- Podophyllin (chemical applied by a health care provider)
- Imiquimod (Aldara, Zyclara)
- Podofilox (Condylox)
- Trichloroacetic acid (chemical applied by a health care provider).
In certain situations, surgical interventions may be necessary and include:2,3
- Cryotherapy: a method that uses liquid nitrogen to freeze the abnormal areas
- Electrocautery: a method that uses an electrical current to burn the abnormal areas
- Laser therapy: method using a light beam to remove abnormal areas
- Interferon injection: rarely used due to a high side effect profile and cost
- Surgical removal.
It is important to speak with your health care provider about which treatment is best for you depending on the type and location of the wart being treated. It is also important to note that although warts and cellular changes may be removed or resolve, the virus can remain in the body and can be passed to others, as there is no treatment to remove the virus from the body.2,3

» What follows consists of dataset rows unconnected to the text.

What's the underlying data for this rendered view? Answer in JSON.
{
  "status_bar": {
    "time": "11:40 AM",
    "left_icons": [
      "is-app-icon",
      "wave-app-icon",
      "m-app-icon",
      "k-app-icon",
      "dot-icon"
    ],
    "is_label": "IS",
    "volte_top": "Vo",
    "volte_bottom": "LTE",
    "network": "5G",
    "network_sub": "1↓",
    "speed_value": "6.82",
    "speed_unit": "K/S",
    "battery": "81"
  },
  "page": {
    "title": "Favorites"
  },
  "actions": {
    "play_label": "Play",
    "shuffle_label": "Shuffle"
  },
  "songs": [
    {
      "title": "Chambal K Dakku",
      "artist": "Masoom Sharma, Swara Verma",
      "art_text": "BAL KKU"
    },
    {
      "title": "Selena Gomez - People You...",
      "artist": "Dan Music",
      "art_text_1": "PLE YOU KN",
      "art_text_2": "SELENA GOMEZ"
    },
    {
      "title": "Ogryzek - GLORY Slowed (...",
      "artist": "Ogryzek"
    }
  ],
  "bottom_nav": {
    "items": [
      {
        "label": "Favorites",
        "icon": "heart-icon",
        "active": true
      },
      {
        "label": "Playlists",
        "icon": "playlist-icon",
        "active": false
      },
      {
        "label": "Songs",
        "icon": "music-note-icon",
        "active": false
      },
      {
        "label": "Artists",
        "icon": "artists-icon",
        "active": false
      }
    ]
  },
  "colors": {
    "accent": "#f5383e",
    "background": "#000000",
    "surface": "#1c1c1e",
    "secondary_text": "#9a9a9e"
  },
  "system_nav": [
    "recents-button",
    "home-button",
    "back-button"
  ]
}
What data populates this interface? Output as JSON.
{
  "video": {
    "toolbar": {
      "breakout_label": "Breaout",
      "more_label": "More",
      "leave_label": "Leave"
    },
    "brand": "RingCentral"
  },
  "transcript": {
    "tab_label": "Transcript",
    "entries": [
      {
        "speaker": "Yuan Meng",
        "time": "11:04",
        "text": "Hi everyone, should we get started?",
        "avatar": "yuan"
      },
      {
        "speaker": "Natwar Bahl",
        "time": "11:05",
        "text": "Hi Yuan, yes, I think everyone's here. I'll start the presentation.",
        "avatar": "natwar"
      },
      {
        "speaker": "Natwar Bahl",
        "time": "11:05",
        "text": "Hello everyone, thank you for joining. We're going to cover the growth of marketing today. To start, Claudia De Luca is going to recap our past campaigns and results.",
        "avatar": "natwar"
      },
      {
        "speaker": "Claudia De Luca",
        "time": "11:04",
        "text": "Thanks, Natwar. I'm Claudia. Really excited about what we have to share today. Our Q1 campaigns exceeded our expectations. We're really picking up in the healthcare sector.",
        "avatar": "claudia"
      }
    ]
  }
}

Prevention of HPV
Although HPV is a very commonly contracted virus, there are certain things that can be done to try to prevent contracting the virus and include abstinence, monogamous sexual relationships, not having sex with visible genital warts and the use of HPV vaccines.2,3
Currently, there are three HPV vaccines on the market and include Gardasil, Cervarix and Gardasil 9.2 Speak with your health care provider to see if vaccination is appropriate for you.
Prevention of common warts is difficult. However, not picking a wart or biting the nails when a wart is present is recommended. For plantar warts, it is recommended that shoes/sandals be worn in public areas such as pools and locker rooms.3
The US is accompanied by few other places where routine vaccination of boys against human papillomavirus is recommended in addition to the more widespread practice of a program for all girls only. The authors of a study in The BMJ say such a policy can bring worthwhile benefit for some male populations.
Researchers have demonstrated that human papillomavirus vaccination is not associated with an increase in sexually transmitted infections, offering reassurance that the vaccine does not promote risky sexual disinhibition.
Latest research into HPV
Medical News Today is a leading publisher of medical research. All of our latest news about HPV can be found in our HPV news section.